Paul L. Caron

Thursday, August 20, 2020

Pepperdine Will Not Furlough/Lay Off Any Employees Through Dec. 31, Thanks To Reductions In Executive Compensation

Jim Gash (President, Pepperdine University), Starting Off Strong:

Pepperdine Campus Helicopter (040219) (Brighter)As the school year starts, and as we are learning more about the enrollments at each of our five schools, the Steering Team has been addressing our projected COVID-induced deficit. Last week, I outlined for you a number of steps we have already implemented to backfill this deficit, and I am enormously grateful to our community for instituting the expense optimization measures we have developed. This University-wide effort has made a tremendous contribution to the FY20 budget cycle (which ended on July 31), as well as the FY21 budget.

In addition to the continuation of the general expense optimization measures, we announced last week several specific steps we have taken to help address our deficit. These included deferring certain strategic allocations made in the annual budgeting process, deferring certain capital maintenance and improvement projects, and realigning the telecom allowance. Also included was a one-year suspension of the University's retirement matching program for all employees. This decision, which was approved by the University Benefits Committee, leaves in place the four percent contribution the University makes to employee 403(b) retirement accounts, but suspends the University's match of up to an additional six percent of what employees contribute to their own retirement accounts.

Because this projected deficit is so significant, however, and because personnel costs make up more than 60 percent of our total annual budget, I informed the community at last week's President's Briefing that we would need to go through a due diligence exercise to determine whether furloughs and layoffs would be needed to fulfill our commitment to balance the University's budget.

Furloughs and Layoffs Decision
As Pepperdine's leadership deliberated on this decision, two of the values referenced above came into sharp focus for us, making this a very difficult decision. Those competing values are 1) taking care of our people, our greatest asset, and 2) being good stewards of the resources God has provided for us to fulfill our mission.

We are aware that some employees in our community are unable to perform their work remotely, in full or in part, through no fault of their own due to current COVID-induced restrictions. Shortly after we closed campus last spring, we made the commitment to our community, consistent with our principles above, that we would not furlough or lay off members of our workforce through July 31, 2020, because of these workload reductions.

After careful consideration, we have decided to extend this decision to not furlough or lay off members of our workforce due to COVID-related workload reductions through at least December 31, 2020. This decision applies to all domestic employees. With respect to our international program employees, we are working with the Office of International Programs to evaluate how the social services and labor laws in each country will allow us to provide similar protections. We will re-evaluate the status of the pandemic and our budget condition toward the end of the year to determine whether we need to change our approach in calendar year 2021. Our desire is to take care of our people.
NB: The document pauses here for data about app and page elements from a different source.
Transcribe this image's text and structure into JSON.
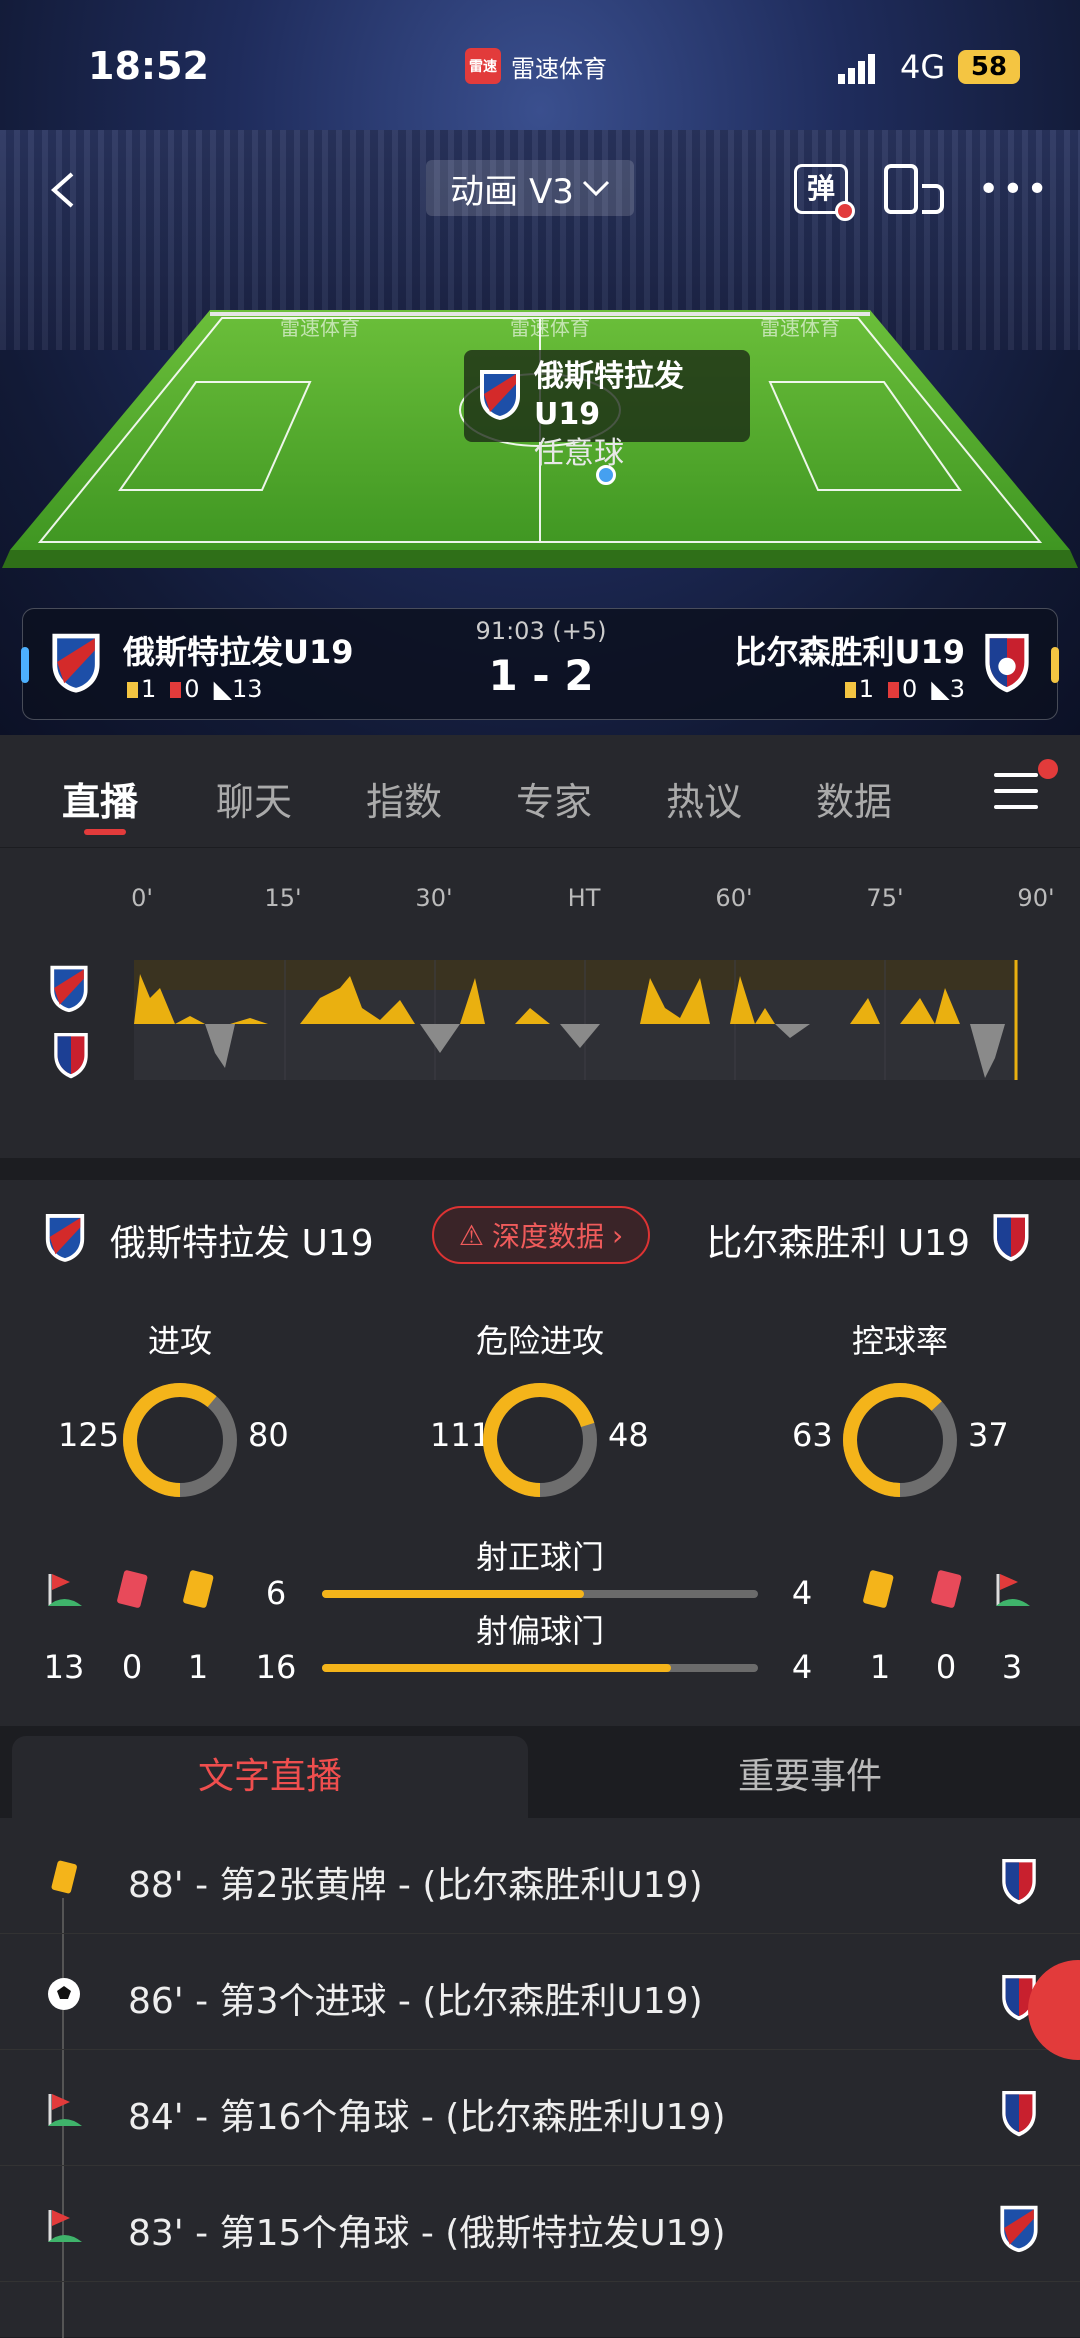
{
  "status_bar": {
    "time": "18:52",
    "brand": "雷速体育",
    "brand_short": "雷速",
    "network": "4G",
    "battery": "58"
  },
  "nav": {
    "mode_label": "动画 V3",
    "danmaku_label": "弹"
  },
  "animation": {
    "tooltip_team": "俄斯特拉发U19",
    "tooltip_event": "任意球",
    "watermark": "雷速体育"
  },
  "match": {
    "time": "91:03 (+5)",
    "score": "1 - 2",
    "home": {
      "name": "俄斯特拉发U19",
      "yellow": "1",
      "red": "0",
      "corners": "13"
    },
    "away": {
      "name": "比尔森胜利U19",
      "yellow": "1",
      "red": "0",
      "corners": "3"
    }
  },
  "tabs": [
    "直播",
    "聊天",
    "指数",
    "专家",
    "热议",
    "数据"
  ],
  "timeline": {
    "ticks": [
      "0'",
      "15'",
      "30'",
      "HT",
      "60'",
      "75'",
      "90'"
    ]
  },
  "stats": {
    "home_name": "俄斯特拉发 U19",
    "away_name": "比尔森胜利 U19",
    "deep_label": "深度数据",
    "rings": [
      {
        "title": "进攻",
        "home": "125",
        "away": "80",
        "home_share": 0.61
      },
      {
        "title": "危险进攻",
        "home": "111",
        "away": "48",
        "home_share": 0.7
      },
      {
        "title": "控球率",
        "home": "63",
        "away": "37",
        "home_share": 0.63
      }
    ],
    "bars": [
      {
        "title": "射正球门",
        "home": "6",
        "away": "4",
        "home_share": 0.6
      },
      {
        "title": "射偏球门",
        "home": "16",
        "away": "4",
        "home_share": 0.8
      }
    ],
    "home_counts": {
      "corners": "13",
      "red": "0",
      "yellow": "1"
    },
    "away_counts": {
      "yellow": "1",
      "red": "0",
      "corners": "3"
    }
  },
  "live_tabs": {
    "active": "文字直播",
    "other": "重要事件"
  },
  "feed": [
    {
      "text": "88' - 第2张黄牌 - (比尔森胜利U19)",
      "icon": "yellow-card-icon",
      "team": "away"
    },
    {
      "text": "86' - 第3个进球 - (比尔森胜利U19)",
      "icon": "football-icon",
      "team": "away"
    },
    {
      "text": "84' - 第16个角球 - (比尔森胜利U19)",
      "icon": "corner-flag-icon",
      "team": "away"
    },
    {
      "text": "83' - 第15个角球 - (俄斯特拉发U19)",
      "icon": "corner-flag-icon",
      "team": "home"
    }
  ],
  "colors": {
    "accent": "#e23b3b",
    "gold": "#f4b41a",
    "home_bar": "#4db0ff",
    "away_bar": "#f4c542"
  }
}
Sometimes that will be expressed through avoiding layoffs and furloughs. Other times we may be required to implement reductions in our workforce. If that day comes, our desire will be to do it in a way that takes care of our people.

Stewarding our Resources
Following our diligent review of University expenses, we discovered that if we had implemented a furlough or layoff of those who cannot, in part or in full, perform their work remotely, we would have realized some budgetary savings. In this case, however, rather than implementing the furlough, we instead decided to create those same savings through a reduction in executive compensation. This reduction is in addition to the salary freeze and the retirement matching suspension that the Steering Team also has experienced along with other Pepperdine employees. This decision allows us to fulfill our commitment to steward well the resources entrusted to us. As a result, we will not furlough through December 31, but we will still capture the savings that a furlough would have otherwise produced.

Strategic Redeployment
For employees who are unable to work remotely, in part or in full, we intend to first redeploy them within their department or school. If there are no compatible projects within their department or school, they will enter a pool of employees for placement around the University to assist with strategic projects that will advance Pepperdine during this challenging time. Human Resources will be communicating more details about the redeployment process in the coming days.

As you can see, the heart of Pepperdine is to confront every challenge we face with a response that will make our community stronger and bring us together. That is my great hope for the academic year 2020-21.

May God bless the work of our hands and the passion in our hearts as we stand together to make Pepperdine shine.

Coronavirus, Legal Ed News, Legal Education, Pepperdine Legal Ed | Permalink


I'm impressed, but I'd been even more impressed if universities would use this as an opportunity to dramatically reduce their administrative bloat.

Posted by: Mike Perry | Aug 23, 2020 4:44:11 AM

Four cheers for Pepperdine. :)

Posted by: Gerald Scorse | Aug 20, 2020 8:11:42 AM


Posted by: Dale Spradling | Aug 20, 2020 5:45:40 AM